MATERIAL TO PROCESS:
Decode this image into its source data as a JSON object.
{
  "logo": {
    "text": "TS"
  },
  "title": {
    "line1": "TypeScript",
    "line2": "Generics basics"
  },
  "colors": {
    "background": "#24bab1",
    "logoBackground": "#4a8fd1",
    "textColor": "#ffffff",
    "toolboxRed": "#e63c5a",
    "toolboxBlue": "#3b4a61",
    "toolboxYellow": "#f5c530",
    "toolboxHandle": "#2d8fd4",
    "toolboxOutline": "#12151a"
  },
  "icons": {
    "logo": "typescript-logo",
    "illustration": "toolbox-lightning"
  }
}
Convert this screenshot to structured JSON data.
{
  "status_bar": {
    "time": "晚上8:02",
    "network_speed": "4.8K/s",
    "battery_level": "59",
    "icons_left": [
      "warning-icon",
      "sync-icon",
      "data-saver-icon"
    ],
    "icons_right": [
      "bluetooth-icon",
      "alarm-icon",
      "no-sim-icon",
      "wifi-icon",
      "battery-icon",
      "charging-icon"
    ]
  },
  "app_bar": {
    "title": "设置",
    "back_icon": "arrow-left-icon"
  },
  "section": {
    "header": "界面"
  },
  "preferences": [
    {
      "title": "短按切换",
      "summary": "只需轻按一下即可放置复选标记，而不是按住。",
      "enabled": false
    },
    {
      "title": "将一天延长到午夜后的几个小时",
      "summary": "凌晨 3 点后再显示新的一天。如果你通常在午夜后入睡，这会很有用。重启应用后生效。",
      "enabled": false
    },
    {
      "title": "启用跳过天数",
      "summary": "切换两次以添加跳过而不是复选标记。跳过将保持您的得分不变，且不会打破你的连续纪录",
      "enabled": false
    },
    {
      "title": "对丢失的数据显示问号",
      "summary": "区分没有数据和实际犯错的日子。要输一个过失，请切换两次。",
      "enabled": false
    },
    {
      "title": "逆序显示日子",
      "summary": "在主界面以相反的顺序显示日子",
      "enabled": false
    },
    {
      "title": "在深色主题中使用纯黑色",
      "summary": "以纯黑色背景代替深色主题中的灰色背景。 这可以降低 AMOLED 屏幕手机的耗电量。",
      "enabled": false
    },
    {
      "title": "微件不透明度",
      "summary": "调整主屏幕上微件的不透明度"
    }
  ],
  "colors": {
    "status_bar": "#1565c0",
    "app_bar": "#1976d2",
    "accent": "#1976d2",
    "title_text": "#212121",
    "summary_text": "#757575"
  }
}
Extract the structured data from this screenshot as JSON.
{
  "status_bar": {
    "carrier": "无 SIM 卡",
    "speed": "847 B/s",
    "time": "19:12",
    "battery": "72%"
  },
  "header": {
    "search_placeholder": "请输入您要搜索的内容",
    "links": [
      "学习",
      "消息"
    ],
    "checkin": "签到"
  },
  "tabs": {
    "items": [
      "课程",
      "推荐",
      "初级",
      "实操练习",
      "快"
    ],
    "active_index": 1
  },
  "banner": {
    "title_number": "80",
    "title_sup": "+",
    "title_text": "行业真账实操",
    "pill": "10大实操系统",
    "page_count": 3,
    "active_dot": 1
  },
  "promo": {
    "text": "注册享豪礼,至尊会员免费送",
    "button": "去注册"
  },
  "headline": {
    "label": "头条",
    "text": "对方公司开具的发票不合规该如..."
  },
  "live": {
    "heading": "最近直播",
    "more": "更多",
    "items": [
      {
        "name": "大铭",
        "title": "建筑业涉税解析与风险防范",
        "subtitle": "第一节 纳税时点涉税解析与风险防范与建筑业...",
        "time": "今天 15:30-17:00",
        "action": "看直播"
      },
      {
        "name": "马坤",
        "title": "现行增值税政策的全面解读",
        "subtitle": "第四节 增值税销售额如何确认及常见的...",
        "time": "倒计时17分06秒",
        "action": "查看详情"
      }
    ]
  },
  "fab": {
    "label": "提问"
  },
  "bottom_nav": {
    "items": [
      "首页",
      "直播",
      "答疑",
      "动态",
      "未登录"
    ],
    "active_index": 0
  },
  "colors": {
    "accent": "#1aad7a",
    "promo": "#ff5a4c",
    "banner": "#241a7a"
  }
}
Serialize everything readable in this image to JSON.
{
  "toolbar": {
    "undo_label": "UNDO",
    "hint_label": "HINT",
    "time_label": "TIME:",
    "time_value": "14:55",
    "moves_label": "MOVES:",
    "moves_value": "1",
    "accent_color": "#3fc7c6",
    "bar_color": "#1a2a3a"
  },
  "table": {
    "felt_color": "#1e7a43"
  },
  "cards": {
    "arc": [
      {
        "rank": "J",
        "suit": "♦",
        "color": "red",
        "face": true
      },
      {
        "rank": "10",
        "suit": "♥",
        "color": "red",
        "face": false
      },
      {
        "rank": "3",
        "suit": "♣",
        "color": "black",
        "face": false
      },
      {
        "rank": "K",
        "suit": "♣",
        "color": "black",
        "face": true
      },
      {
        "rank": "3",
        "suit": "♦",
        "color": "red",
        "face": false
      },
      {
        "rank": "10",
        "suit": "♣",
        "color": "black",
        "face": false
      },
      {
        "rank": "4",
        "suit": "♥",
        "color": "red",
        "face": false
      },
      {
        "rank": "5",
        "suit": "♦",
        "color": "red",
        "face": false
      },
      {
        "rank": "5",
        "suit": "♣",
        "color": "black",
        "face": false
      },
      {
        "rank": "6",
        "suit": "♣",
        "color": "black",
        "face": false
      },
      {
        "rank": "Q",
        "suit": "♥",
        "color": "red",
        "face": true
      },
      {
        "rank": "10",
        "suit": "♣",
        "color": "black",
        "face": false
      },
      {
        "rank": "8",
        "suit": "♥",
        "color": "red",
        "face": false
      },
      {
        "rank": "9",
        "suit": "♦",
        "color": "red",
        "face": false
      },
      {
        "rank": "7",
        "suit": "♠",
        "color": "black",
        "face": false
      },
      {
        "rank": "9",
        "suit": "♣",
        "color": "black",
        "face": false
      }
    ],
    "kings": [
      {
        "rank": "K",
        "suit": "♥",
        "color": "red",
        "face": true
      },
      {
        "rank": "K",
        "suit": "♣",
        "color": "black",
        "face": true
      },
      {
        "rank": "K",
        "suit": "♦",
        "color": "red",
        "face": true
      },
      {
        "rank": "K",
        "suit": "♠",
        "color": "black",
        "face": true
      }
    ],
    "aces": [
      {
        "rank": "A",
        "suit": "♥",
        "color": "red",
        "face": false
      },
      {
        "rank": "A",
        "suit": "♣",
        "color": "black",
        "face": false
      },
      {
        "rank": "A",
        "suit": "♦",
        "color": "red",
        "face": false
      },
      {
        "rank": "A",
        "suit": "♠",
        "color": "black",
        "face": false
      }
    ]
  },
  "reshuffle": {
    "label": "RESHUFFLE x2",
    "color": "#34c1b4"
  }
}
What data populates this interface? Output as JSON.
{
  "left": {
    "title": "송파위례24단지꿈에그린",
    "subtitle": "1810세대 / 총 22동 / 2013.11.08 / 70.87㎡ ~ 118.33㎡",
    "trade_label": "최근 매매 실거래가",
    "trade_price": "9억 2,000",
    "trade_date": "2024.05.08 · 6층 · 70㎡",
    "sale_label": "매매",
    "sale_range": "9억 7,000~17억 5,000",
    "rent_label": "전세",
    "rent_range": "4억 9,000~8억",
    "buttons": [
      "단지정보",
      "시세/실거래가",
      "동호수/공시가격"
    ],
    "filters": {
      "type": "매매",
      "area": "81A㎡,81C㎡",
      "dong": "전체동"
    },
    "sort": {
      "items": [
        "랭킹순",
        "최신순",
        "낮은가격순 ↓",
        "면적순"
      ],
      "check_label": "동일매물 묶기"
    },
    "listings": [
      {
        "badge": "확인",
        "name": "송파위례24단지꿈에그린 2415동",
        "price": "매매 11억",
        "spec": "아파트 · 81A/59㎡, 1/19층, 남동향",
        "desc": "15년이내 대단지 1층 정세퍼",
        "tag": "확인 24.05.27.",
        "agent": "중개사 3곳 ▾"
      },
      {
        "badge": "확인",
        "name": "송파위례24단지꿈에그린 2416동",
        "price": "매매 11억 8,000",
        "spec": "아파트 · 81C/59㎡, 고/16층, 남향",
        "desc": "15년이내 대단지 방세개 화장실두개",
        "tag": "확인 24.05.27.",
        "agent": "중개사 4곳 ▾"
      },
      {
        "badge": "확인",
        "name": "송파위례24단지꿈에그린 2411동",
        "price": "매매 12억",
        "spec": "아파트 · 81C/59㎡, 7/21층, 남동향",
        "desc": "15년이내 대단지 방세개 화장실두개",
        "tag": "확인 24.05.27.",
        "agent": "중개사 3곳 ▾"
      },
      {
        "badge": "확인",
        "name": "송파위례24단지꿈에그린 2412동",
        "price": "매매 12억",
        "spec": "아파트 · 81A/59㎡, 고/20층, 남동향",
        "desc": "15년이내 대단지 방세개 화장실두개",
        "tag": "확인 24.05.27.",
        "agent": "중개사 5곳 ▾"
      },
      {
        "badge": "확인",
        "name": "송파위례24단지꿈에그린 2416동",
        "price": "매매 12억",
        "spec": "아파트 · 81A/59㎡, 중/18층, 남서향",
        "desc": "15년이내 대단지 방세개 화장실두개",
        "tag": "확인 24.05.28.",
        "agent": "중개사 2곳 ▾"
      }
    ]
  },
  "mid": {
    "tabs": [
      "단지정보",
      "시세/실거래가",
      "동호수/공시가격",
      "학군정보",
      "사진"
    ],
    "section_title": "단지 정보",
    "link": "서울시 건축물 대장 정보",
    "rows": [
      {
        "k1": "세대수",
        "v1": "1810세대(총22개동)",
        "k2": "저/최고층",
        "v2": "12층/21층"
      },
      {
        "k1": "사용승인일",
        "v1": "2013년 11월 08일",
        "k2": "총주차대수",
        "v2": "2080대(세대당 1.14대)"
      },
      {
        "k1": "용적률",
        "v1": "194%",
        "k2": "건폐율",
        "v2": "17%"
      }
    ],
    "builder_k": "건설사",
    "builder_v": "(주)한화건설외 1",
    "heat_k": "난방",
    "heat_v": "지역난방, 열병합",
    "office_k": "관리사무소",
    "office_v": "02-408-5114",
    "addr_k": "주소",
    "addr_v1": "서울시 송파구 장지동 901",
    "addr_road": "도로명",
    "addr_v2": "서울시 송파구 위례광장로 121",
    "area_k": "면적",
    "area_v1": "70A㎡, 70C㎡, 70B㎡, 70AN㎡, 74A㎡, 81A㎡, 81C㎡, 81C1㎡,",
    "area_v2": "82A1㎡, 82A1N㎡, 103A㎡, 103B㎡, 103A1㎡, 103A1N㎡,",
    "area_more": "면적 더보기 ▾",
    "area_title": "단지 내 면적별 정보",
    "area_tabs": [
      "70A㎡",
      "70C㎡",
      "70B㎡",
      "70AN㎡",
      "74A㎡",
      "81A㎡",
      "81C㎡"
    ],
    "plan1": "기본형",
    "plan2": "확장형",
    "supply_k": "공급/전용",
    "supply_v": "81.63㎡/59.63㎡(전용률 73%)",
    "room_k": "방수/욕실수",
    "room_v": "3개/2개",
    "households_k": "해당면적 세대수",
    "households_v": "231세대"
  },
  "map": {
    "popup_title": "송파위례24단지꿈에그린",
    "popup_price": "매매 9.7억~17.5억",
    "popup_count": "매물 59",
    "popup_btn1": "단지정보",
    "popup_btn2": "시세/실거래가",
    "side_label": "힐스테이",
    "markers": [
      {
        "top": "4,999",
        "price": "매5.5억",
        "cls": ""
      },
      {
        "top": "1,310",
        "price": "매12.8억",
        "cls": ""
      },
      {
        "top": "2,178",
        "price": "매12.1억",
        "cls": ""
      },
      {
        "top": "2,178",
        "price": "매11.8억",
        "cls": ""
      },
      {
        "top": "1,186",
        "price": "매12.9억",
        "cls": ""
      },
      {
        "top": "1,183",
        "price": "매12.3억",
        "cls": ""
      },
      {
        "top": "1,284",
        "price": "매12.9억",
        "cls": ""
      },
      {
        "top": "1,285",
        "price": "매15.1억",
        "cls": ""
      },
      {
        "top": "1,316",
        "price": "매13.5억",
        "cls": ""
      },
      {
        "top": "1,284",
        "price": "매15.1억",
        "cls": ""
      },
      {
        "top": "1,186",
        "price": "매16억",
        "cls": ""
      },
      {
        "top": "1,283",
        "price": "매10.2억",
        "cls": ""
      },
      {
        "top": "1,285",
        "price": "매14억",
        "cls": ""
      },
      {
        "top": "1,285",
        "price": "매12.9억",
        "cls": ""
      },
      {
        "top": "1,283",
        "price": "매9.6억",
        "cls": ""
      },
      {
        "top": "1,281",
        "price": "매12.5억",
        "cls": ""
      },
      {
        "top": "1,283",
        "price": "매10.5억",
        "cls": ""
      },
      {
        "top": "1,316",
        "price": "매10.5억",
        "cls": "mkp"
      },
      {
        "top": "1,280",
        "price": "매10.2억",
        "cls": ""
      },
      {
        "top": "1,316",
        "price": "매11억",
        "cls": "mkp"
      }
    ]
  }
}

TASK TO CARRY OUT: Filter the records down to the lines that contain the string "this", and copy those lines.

EXERCISE RESPONSE:
Decode this image into its source data as a JSON object.
Convert this screenshot to structured JSON data.
Extract the structured data from this screenshot as JSON.
Serialize everything readable in this image to JSON.
What data populates this interface? Output as JSON.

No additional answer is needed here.